One reads with interest that the motives informing Still’s choices for this particular gift are, according to the catalogue, “educational”—an attempt to counteract the effects of “shoddy criticism” (perhaps the same motive reduced the catalogue bibliography to a remarkably short list); the artist wished especially to disabuse those who believe that he “painted ‘thick’ early and ‘thin’ later—while, in fact, the two methods alternate hack and forth through his whole painting history.” Furthermore, unlike some of his critics, Still regards his development as nonlinear, a forward motion requiring constant backward glances to his own past for “sustenance,” an interpretation of his career that the installation labors to confirm. For example, a visitor in the middle of the Walker Gallery cannot overlook a striking view of the far wall of the adjoining room, where the most recent of Still’s exhibited works—a huge, primarily black and white painting of which the central image is a thickly clustered mass of leaping, flamelike thrusts—is hung. Flanking the doorway to that room, and appearing (no doubt intentionally) to frame the 1974 canvas, are two related 1947 works, the flickering brushstroke of one in particular, also executed in black and white, clearly adumbrating the distant prospect. Still’s other point, the breadth of effects he can achieve within any given moment, is italicized by two diametrically opposed canvases from 1974 executed within the short period of two months. Both paintings employ the same breed of tufty, flame-shaped imagery. Once, however, it appears as a cheerful, feathered form, a syncopated froth of yellow and sienna on an airy ground; then, in a densely filled painting hung immediately proximate, it reappears—now as a powerful basso profundo figure in black, an image capable of tearing gaunt holes in a resonant field of deep purple.

When the paintings are viewed in conjunction with the catalogue notes, the tendentious undercurrents of this show emerge. The exhibition is then found to be laced with unsuspected polemics, bristling with implied claims and rejected critical interpretations, buzzing with the indistinct noise of long-past agons, reeking, finally, with the sulphurous smell of advantages (imaginary or real) won and lost on the “gas-chamber white walls” of the galleries Still now despises. The note, for instance, to an almost all-black 1951 canvas in the donation discloses that the painting, tainted in an unspecified way during its exhibition at the Betty Parsons Gallery, was subsequently repainted by the artist as an “expression of reclamation after what he felt to be its violation by its public exposure.” Many paintings are documented in the already familiar Still manner, that is, not only with the dates and places of their public exhibitions, but also with notes on private viewings by “artists” and/or “friends”—as if the fact of such a display might notarize the date of execution, or establish the position of the painting in some ideal hierarchy of achievements, or, more simply, as a pugnacious entry in the self-regarding battle of who influenced whom and when.
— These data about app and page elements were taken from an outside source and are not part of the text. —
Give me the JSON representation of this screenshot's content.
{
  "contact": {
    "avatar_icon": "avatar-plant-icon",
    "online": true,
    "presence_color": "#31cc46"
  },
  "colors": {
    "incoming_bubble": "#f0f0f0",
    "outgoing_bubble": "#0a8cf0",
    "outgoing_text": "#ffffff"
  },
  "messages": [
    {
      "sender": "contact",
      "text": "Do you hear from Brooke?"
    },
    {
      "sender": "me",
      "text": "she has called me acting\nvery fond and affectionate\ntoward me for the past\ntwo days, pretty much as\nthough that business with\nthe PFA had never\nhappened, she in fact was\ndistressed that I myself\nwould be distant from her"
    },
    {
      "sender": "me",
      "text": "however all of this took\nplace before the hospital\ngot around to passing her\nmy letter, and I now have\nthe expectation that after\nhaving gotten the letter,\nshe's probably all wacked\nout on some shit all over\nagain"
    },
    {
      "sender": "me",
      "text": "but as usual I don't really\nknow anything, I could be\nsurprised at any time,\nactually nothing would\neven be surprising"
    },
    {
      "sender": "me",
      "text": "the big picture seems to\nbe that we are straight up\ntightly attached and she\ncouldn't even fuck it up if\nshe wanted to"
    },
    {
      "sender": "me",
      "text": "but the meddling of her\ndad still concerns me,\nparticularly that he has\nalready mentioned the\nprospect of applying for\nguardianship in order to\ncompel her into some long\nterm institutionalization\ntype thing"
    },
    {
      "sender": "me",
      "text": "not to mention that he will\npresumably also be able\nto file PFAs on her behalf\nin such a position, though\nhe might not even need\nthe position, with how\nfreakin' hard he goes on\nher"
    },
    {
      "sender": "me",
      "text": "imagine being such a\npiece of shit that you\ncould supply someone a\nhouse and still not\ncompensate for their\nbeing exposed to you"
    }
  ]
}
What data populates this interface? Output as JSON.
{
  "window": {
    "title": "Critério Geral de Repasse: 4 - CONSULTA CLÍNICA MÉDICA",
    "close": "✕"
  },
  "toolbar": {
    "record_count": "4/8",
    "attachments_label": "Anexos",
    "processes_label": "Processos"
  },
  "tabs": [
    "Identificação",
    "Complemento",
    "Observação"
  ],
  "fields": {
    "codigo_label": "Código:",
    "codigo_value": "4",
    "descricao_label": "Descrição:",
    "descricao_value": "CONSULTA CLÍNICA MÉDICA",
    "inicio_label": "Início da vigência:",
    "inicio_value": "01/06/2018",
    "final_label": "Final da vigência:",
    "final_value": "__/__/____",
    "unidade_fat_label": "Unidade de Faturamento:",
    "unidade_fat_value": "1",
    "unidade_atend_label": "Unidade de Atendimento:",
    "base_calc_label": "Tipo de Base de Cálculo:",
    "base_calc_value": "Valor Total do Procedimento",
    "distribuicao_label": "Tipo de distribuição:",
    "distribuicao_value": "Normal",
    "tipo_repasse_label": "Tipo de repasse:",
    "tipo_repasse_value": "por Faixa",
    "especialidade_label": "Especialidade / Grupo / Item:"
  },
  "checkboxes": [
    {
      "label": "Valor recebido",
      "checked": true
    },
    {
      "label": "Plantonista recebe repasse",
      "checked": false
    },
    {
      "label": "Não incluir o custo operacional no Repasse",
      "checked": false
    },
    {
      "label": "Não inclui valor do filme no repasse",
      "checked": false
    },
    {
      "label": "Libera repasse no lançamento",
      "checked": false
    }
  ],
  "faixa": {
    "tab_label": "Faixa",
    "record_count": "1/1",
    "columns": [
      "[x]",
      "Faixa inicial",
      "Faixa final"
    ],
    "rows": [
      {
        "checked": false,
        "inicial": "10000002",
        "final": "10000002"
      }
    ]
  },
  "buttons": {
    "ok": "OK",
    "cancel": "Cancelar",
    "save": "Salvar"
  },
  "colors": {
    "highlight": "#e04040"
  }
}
In a Map of Misreading, Harold Bloom writes appositely about the “guilt of belatedness” that characterizes our culture. Still appears to be a victim of such racetrack thinking. Perhaps it is utopian to expect disinterest, but one would prefer one’s major artists to keep their eyes off the tote board.

––Nancy Marmer